New Zealanders’ gambling spend is rising
Media Release 18 December 2007
Gambling spend increased in 2006/07 year
Statistics released today show New Zealanders’ gambling spend is rising.
Releasing the annual gambling expenditure figures, the Department of Internal Affairs Gambling Policy Manager, John Markland, said that spending on the main forms of gambling increased by 2.2 per cent to $2.020 billion in 2006/07, following a decrease to $1.977 billion in 2005/06.
“The reversal is due largely to players spending five per cent more on pub and club pokies, the non-casino gaming machines,” said Mr Markland. “This partly reverses the trend from the previous two years, when players spent less on these machines.”
Overall spending in 2006/07 on gambling was made up of:
Gambling product 2006/07 Spending (Player
Losses) Increase / Decrease from 2005/06
Racing and sports betting $269m + 4.2%
Lotteries Commission products $331m + 3.0%
Casinos $469m - 4.7%

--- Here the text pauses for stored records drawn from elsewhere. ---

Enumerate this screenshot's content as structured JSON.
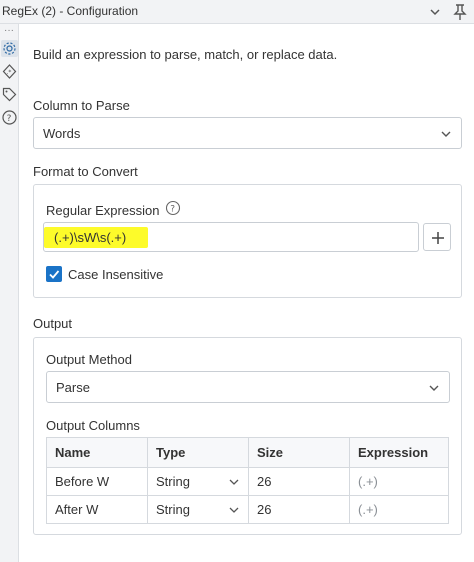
{
  "window": {
    "title": "RegEx (2) - Configuration"
  },
  "description": "Build an expression to parse, match, or replace data.",
  "column_to_parse": {
    "label": "Column to Parse",
    "value": "Words"
  },
  "format_to_convert": {
    "label": "Format to Convert",
    "regex_label": "Regular Expression",
    "regex_value": "(.+)\\sW\\s(.+)",
    "highlight_color": "#fdfb2a",
    "case_insensitive_label": "Case Insensitive",
    "case_insensitive_checked": true,
    "accent_color": "#1a73c7"
  },
  "output": {
    "label": "Output",
    "method_label": "Output Method",
    "method_value": "Parse",
    "columns_label": "Output Columns",
    "columns_headers": [
      "Name",
      "Type",
      "Size",
      "Expression"
    ],
    "rows": [
      {
        "name": "Before W",
        "type": "String",
        "size": "26",
        "expression": "(.+)"
      },
      {
        "name": "After W",
        "type": "String",
        "size": "26",
        "expression": "(.+)"
      }
    ]
  },
  "icons": {
    "rail": [
      "gear-icon",
      "regex-icon",
      "tag-icon",
      "help-icon"
    ],
    "titlebar": [
      "chevron-down-icon",
      "pin-icon"
    ]
  }
}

Non-casino gaming machines $950m + 5.0%
Total spending $2.020 billion* + 2.2%
* Total is not the sum of the column due to rounding.
Mr Markland said that the non-casino gaming machine trend is consistent with overseas experience following the introduction of smoke-free legislation.
“Spending drops initially then creeps back up over a period of up to five years. Rates of growth, though, tend to remain below what they were before the ban.”
Further details on gambling expenditure are available in the table Gambling Statistics 1983-2007 and the explanatory notes that accompany this media release at: www.dia.govt.nz.
The Gambling Act 2003 became law on 18 September 2003 with lead-in periods for most of its provisions. The Act came fully into force on 1 July 2004.
Key objectives of the Act are to: control the growth of gambling, prevent and minimise the harm that can be caused by gambling, limit opportunities for crime and dishonesty, and ensure that money from gambling benefits the community.
The amount paid to community purposes from non-casino gaming machines depends not only on the level of gaming machine revenue, but also on the costs taken out, and any misappropriation from that revenue.
“Gaming machine revenue” is the same as “spending” or “expenditure”. It is the amount players lose on the machines.
The number of non-casino gaming machines declined from 25,221 as at 30 June 2003, to 20,120 as at 30 June 2007. The number of non-casino gaming machine venues declined from 2,122 to 1,598 over the same period.
All non-casino gaming machines had to be connected to an electronic monitoring system (EMS) from 19 March 2007. The Department releases EMS data on a quarterly basis.